Following Boris should have been impossible. Nothing could match such transcendent weight. Which is why Warning, with its disarming and unpretentious frontman Patrick Walker, was the perfect follow-up. On a personal note, Warning was my weekend’s headliner. Walker is one of the very few clean doom vocalists who matter to me. Beyond his talent, his relaxed and personable manner behind the merch table and on stage folded brilliantly with the open-hearted lyrics and vocal style his fans adore. I was primed to fall hard for the band’s full performance of Watching from a Distance, and they made it easy. From the moment the guitar blazed forward on the opening title track, they sounded perfect. Sound issues had become a mainstay of the festival, had bled some of the momentum and impact from several performances, but none of those problems touched Warning. Between songs, Walker talked about critics’ perceptions of their tour (citing one who derided the band for looking like a bunch of tired dads) and described the genesis of some of the songs from the album. Fans were rewarded with exactly the show they’d hoped for; a friend even made the spontaneous decision to leave immediately after the set, choosing to walk out on an unquestionable high rather than possibly sullying the experience with anything less that might come next.
Turns out, he made the right choice. After Warning came California’s power/doom peddlers Cirith Ungol, and nothing about that performance was worth putting off bedtime. Something went terribly wrong between the two bands’ sets, and the sound problems reared up again with a vengeance.

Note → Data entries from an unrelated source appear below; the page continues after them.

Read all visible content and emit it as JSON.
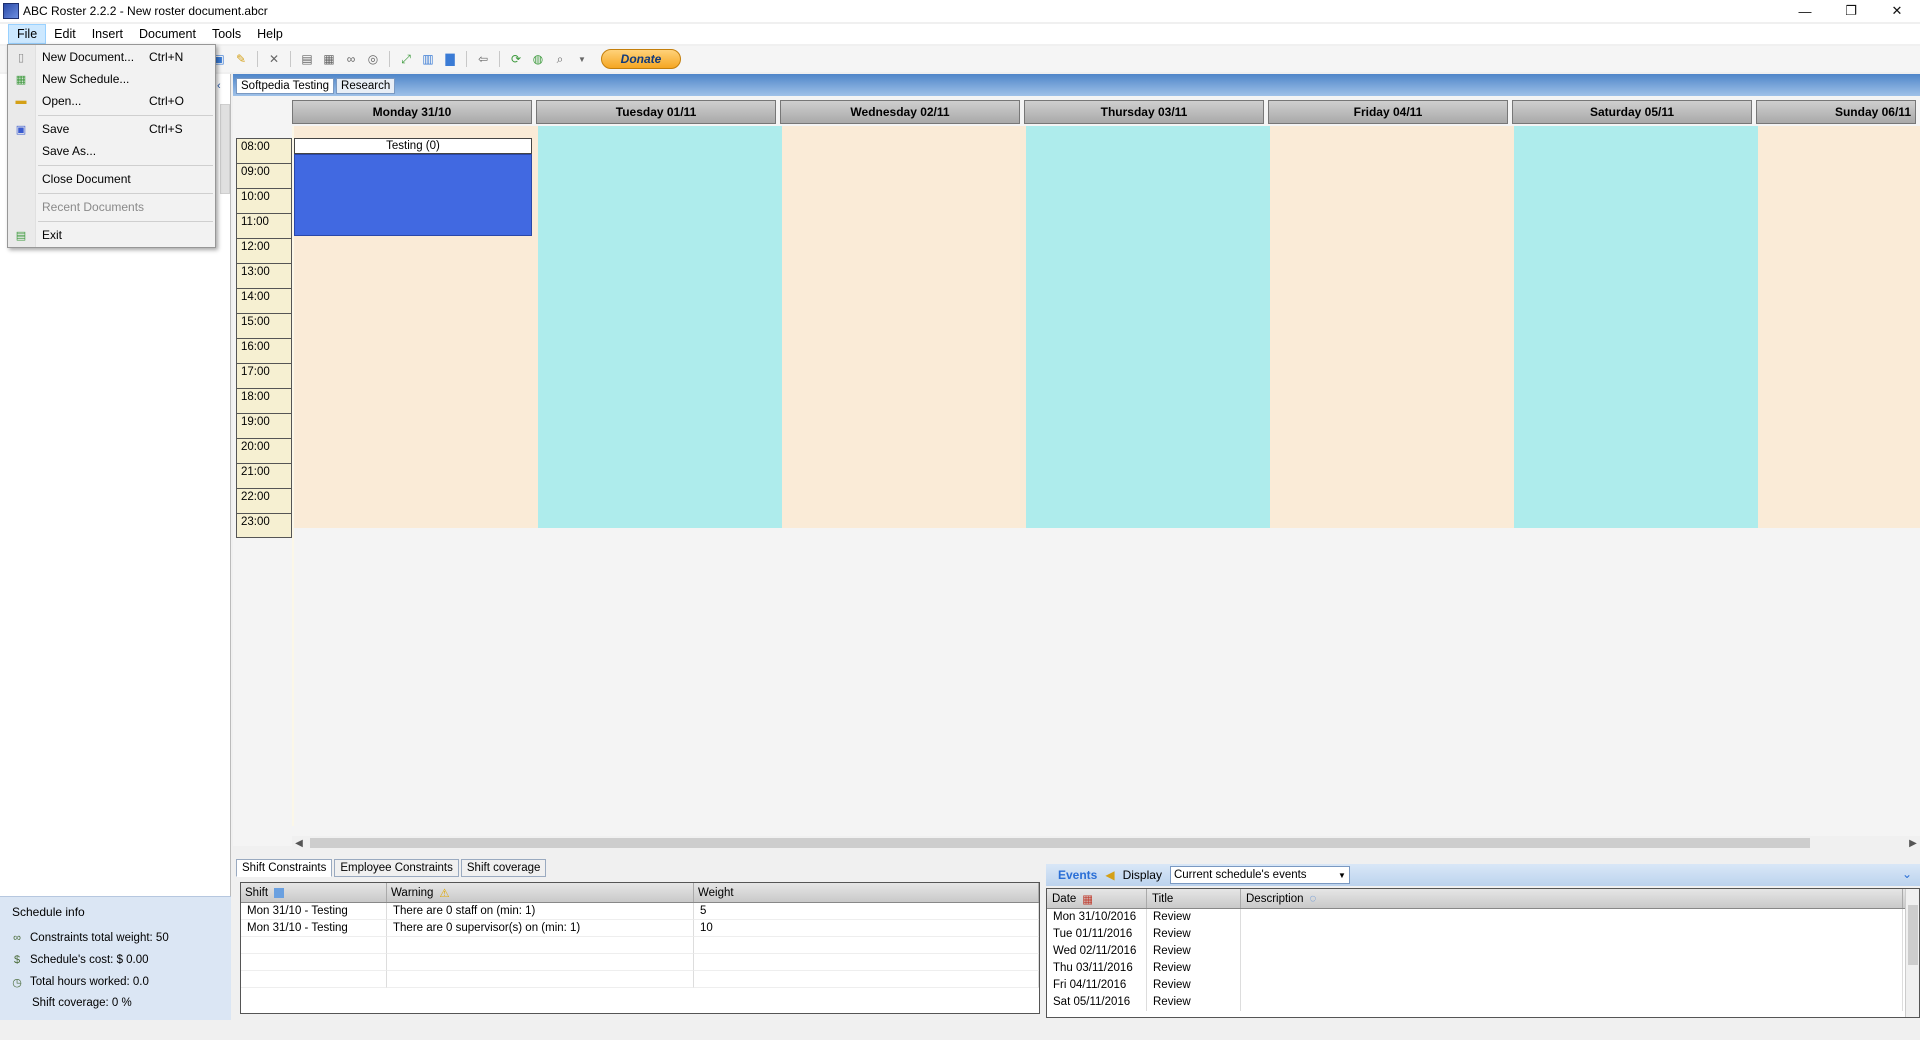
{
  "window": {
    "title": "ABC Roster 2.2.2 - New roster document.abcr",
    "minimize": "—",
    "restore": "❐",
    "close": "✕"
  },
  "menubar": {
    "file": "File",
    "edit": "Edit",
    "insert": "Insert",
    "document": "Document",
    "tools": "Tools",
    "help": "Help"
  },
  "file_menu": {
    "new_document": "New Document...",
    "new_document_shortcut": "Ctrl+N",
    "new_schedule": "New Schedule...",
    "open": "Open...",
    "open_shortcut": "Ctrl+O",
    "save": "Save",
    "save_shortcut": "Ctrl+S",
    "save_as": "Save As...",
    "close_document": "Close Document",
    "recent_documents": "Recent Documents",
    "exit": "Exit"
  },
  "toolbar": {
    "donate": "Donate"
  },
  "schedule_tabs": [
    "Softpedia Testing",
    "Research"
  ],
  "days": [
    "Monday 31/10",
    "Tuesday 01/11",
    "Wednesday 02/11",
    "Thursday 03/11",
    "Friday 04/11",
    "Saturday 05/11",
    "Sunday 06/11"
  ],
  "times": [
    "08:00",
    "09:00",
    "10:00",
    "11:00",
    "12:00",
    "13:00",
    "14:00",
    "15:00",
    "16:00",
    "17:00",
    "18:00",
    "19:00",
    "20:00",
    "21:00",
    "22:00",
    "23:00"
  ],
  "shift": {
    "label": "Testing (0)",
    "color": "#4169e1"
  },
  "colors": {
    "peach": "#faebd7",
    "cyan": "#aeecec"
  },
  "schedule_info": {
    "title": "Schedule info",
    "constraints_weight": "Constraints total weight: 50",
    "cost": "Schedule's cost: $ 0.00",
    "hours": "Total hours worked: 0.0",
    "coverage": "Shift coverage: 0 %"
  },
  "bottom_tabs": [
    "Shift Constraints",
    "Employee Constraints",
    "Shift coverage"
  ],
  "constraints": {
    "headers": [
      "Shift",
      "Warning",
      "Weight"
    ],
    "rows": [
      [
        "Mon 31/10 - Testing",
        "There are 0 staff on (min: 1)",
        "5"
      ],
      [
        "Mon 31/10 - Testing",
        "There are 0 supervisor(s) on (min: 1)",
        "10"
      ]
    ]
  },
  "events": {
    "title": "Events",
    "display_label": "Display",
    "display_value": "Current schedule's events",
    "headers": [
      "Date",
      "Title",
      "Description"
    ],
    "rows": [
      [
        "Mon 31/10/2016",
        "Review"
      ],
      [
        "Tue 01/11/2016",
        "Review"
      ],
      [
        "Wed 02/11/2016",
        "Review"
      ],
      [
        "Thu 03/11/2016",
        "Review"
      ],
      [
        "Fri 04/11/2016",
        "Review"
      ],
      [
        "Sat 05/11/2016",
        "Review"
      ]
    ]
  }
}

I can imagine a world in which Cirith Ungol don’t sound like trash, but that world does not include following an emotionally (and sonically) perfect performance by Warning, and you would probably have to add a sound guy who had some concept of where the levels were on vocals and guitars. The treble was so aggressive on those channels specifically that they sliced through everything else and grated on the ears. Metal gains power from ugliness, but while aural pain can play an important role in a Gnaw Their Tongues show, it doesn’t paint this kind of galloping trad metal with any colors that work. Drunks and dedicated fans seemed pleased, anyway, to get back to righteously rocking, though others of us might have felt that raucous heavy metal had been pretty well put to bed by earlier acts. Standing outside in the cold rain talking to Baltimore’s most hard-up citizens was preferable to the torture inside the venue.
The final reason to hold out came in the form of Sleep-offshoot OM. Having seen Sleep perform in April at the Decibel Metal & Beer Fest in Philadelphia, I had already witnessed Al Cisneros’s face-melting tendencies; on this night, I had a chance to check out his quieter meditative project. It was a perfect way to end the weekend, with the bass and drums providing a trance-like throb that retroactively made every band who played earlier seem more important. Robert Lowe added extraordinary synthetic textures to each song. Leaving the weekend behind was tough, but OM provided exactly the closure that was necessary.
The next big party on the schedule looks like the second edition of the Decibel Metal & Beer Fest. See you there.